What to Expect When You First Contact
Most of these Private lenders don’t want to hear from you until you have an actual deal, but most of you will want to know you have funding before you put out offers on a property — And, you will want to know the costs of that funding so you can price it in to your action plan.
You should just expect that a private loan is going to cost you approximately 15% interest and 4-6 points up front. Count on that. If you’re putting up more money then you can negotiate better terms. Be prepared to be treated like a no-body. Every private lender I know tells me that they treat every first time caller like they just got out of their first real estate guru seminar. The only way to get funding on that first deal is to make contact with several private lenders and submit that property to all of them for funding.
BTW – There are posers in private lending too. There are people who just don’t have the actual resources to fund or have very limited funds. So, they can run out of money before they get to you, even though you’ve been given a pre-approval . . . be sure to have a back up!
Presenting The Deal
Private lenders are used to hearing big talkers and braggers and they will probably expect that you are more likely just another one, until proven otherwise. However, be professional and confident. Your professionalism will show in your deal presentation. Have it assembled when you first contact them for funding. Here’s what you should have:
- Property Address.
- Photos (as many as possible) of the subject property.
- List of repairs and associated costs.
- Good PROFESSIONAL comparable sales. These sales should have closed within the past 6 month and be no further than 1 mile away from the subject property. Do not use Zillow or some like website. Go to a realtor and if necessary, pay them $50 to put together a CMA for you.
- Rough schedule and exit strategy.
- Team member bios (Realtor, property manager, contractor etc.).
- Project summary: Neighborhood info. Incomes, population growth, jobs etc.
For one of my fundings, I showed the lender that the county’s average household income was over $90,000 and the median home price was just over $200,000. That came out to be a price to income ratio of just over 2 when normally anything under 3 is good. All that information is very easily accessable on your county’s website information found at Census.gov.
Build a Portfolio
Once you have deals under your belt, start documenting your success to present to future lenders. Some of them will say that they don’t care about you — they base their lending entirely on the property. But, I guarantee it makes them feel better to see that they have someone with some experience. It just might be the difference on getting funding for a tight deal.
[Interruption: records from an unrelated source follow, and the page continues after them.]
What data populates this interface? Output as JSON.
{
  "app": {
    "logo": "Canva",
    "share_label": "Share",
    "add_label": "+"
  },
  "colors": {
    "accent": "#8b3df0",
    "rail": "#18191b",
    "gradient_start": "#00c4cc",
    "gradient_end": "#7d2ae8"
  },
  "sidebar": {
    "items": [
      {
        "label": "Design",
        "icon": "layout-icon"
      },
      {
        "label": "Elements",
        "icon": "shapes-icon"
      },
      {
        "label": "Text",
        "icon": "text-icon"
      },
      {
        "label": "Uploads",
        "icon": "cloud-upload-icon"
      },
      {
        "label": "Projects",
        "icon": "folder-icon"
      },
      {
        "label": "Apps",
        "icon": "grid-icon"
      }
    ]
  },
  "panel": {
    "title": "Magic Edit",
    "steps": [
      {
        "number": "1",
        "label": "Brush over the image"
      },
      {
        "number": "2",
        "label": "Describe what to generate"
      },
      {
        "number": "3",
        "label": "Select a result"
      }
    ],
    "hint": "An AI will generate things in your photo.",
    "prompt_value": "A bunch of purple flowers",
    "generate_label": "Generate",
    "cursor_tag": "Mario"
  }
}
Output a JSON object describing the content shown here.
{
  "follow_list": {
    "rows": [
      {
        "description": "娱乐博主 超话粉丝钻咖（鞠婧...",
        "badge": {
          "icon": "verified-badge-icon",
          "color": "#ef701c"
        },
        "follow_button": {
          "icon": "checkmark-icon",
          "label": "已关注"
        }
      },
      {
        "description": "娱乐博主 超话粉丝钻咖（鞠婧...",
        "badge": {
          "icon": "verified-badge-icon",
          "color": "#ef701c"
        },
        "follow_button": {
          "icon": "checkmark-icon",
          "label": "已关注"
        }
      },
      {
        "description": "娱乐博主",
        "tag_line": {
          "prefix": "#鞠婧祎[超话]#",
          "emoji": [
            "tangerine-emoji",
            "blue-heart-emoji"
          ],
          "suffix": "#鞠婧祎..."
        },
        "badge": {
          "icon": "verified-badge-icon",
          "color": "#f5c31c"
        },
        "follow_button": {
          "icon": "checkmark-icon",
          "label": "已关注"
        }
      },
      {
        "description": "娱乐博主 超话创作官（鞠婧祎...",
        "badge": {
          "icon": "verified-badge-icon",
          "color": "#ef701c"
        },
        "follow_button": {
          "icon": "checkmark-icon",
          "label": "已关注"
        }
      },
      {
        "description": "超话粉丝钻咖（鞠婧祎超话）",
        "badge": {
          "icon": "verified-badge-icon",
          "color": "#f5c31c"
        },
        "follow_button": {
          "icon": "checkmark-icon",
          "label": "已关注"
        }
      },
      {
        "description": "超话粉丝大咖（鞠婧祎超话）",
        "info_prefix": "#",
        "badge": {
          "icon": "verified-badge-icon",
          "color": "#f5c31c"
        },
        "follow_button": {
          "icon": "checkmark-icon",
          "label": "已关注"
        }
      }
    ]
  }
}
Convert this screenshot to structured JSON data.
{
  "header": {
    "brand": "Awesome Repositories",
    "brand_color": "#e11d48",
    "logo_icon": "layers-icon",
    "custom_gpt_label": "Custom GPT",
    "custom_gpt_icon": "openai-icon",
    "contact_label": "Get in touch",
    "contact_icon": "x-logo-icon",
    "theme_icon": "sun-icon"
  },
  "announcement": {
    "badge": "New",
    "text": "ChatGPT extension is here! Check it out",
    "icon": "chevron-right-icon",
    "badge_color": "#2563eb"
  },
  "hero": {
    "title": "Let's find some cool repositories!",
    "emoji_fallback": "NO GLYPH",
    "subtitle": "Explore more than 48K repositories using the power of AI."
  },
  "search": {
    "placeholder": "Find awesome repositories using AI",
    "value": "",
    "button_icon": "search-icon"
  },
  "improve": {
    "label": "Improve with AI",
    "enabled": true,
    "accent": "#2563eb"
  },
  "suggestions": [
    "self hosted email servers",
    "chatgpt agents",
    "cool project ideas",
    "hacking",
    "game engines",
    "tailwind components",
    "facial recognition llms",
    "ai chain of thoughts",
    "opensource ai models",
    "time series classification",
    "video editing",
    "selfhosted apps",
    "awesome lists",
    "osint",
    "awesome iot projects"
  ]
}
It’s not difficult to do. Just compile a few choice pictures (before and after) and then include the HUD-1 form that you sign at closing when you purchased the home, and the HUD-1 that you signed at closing when you sold the home. Those forms will show the buying and selling information on the home for both transactions, to illustrate your profit or success. I once sought funding for a deal and had a lender turn me down. So I got the deal funded with another lender and it worked out. Upon completion of that deal I took the time to compile the information above and send it to the first lender with a professional note on how the project worked out. That lender funded my next project at a great rate and is now my preferred lender.